Genetic clues to bowel syndrome found in Walkerton
There are genetic risk factors behind post-infectious irritable bowel syndrome, say researchers studying residents sickened by tainted water in Walkerton, Ont.
In 2000, seven people died and 2,300 suffered symptoms including bloody diarrhea after the drinking water in the southwestern Ontario town was contaminated with E. coli and Campylobacter jejuni, another water-borne bacteria that causes fever, headache, muscle pain, vomiting and diarrhea.
Of the 2,300 people who were sickened, 36 per cent developed post-infectious irritable bowel syndrome or PI-IBS.
Patients suffer from chronic abdominal pain and discomfort, bloating, and defecation problems that develop suddenly after an episode of acute gastroenteritis or inflammation of the stomach and intestines.
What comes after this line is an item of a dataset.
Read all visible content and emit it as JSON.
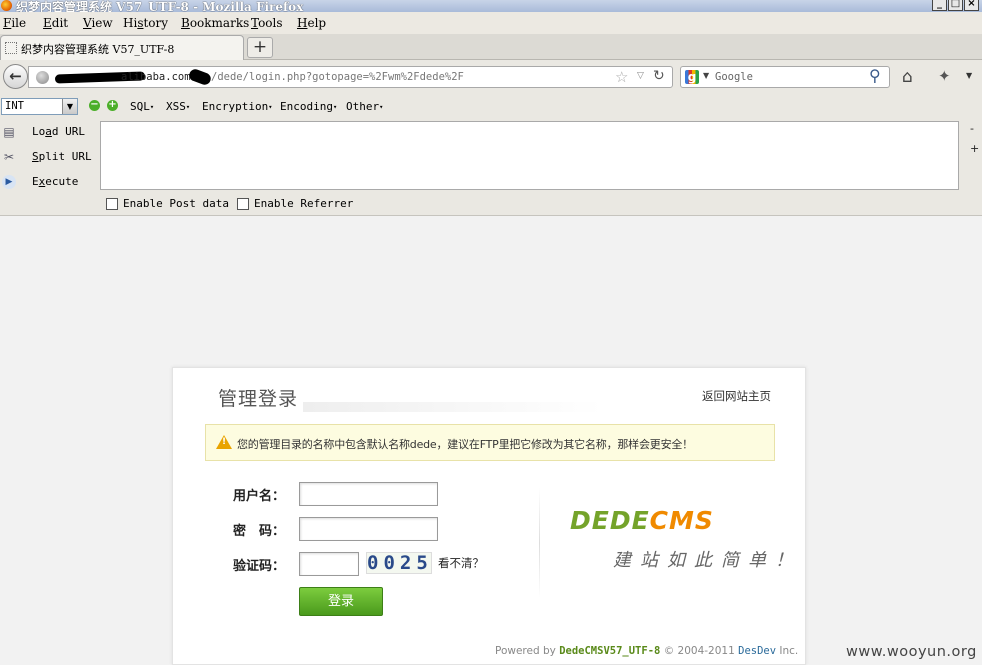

Doctors diagnose PI-IBS after ruling out structural and biochemical abnormalities and other known disorders like Crohn's disease or ulcerative colitis.
The sheer size of the outbreak and follow-up health studies on residents gave researchers a unique opportunity to study genetic factors in the development of PI-IBS, said Alexandra-Chloé Villani, a research associate at McGill University in Montreal.
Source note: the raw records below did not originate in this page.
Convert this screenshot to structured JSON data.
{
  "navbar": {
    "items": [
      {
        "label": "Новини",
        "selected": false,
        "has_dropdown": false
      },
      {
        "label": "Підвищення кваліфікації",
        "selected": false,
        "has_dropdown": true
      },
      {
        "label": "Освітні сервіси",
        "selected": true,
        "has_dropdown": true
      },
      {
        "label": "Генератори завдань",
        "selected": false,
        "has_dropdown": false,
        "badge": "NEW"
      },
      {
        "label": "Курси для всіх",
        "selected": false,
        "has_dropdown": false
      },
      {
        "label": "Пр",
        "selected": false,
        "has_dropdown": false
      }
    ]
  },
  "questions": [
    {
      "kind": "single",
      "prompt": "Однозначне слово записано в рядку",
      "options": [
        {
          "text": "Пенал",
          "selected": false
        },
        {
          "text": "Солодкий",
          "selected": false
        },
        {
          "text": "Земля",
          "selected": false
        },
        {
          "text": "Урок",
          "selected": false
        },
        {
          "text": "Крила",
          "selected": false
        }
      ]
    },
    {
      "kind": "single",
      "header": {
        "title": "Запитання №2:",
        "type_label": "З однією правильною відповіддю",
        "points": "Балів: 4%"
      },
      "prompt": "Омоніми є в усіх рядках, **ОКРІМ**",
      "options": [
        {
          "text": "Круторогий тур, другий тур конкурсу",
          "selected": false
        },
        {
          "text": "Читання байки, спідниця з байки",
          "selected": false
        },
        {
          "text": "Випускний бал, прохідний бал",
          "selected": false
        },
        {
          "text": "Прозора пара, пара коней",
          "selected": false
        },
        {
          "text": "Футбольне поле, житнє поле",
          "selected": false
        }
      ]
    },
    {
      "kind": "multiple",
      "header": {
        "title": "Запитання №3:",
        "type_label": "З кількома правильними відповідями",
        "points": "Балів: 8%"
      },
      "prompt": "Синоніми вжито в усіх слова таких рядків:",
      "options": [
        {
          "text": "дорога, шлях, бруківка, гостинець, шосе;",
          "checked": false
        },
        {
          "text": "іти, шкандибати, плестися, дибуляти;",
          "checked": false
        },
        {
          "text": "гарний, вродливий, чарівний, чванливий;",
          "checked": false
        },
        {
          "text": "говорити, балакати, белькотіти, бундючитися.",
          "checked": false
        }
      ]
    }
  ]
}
"We were wondering how come 64 per cent didn't develop anything and 36 per cent came to develop this syndrome," said Villani.
When the 228 cases and 581 controls were compared, three genes were linked to an increased risk of PI-IBS, the team reported in the March edition journal Gastroenterology.
The genetic risk markers all slightly increase or decrease the probability of developing IBS. But the markers can't be used to predict which individuals will get the condition or recover from it, said principal investigator Dr. John Marshall, a gastroenterologist at McMaster University in Hamilton, Ont.
The genes encode proteins involved in the barrier and immune system roles played by the intestines, the researchers said.
In 2008, researchers reported that Walkerton residents who fell seriously ill were at higher risk of permanent kidney disease.
The study was funded by the Crohn's & Colitis Foundation of Canada and the Ontario Ministry of Health and Long-Term Care.
With files from The Canadian Press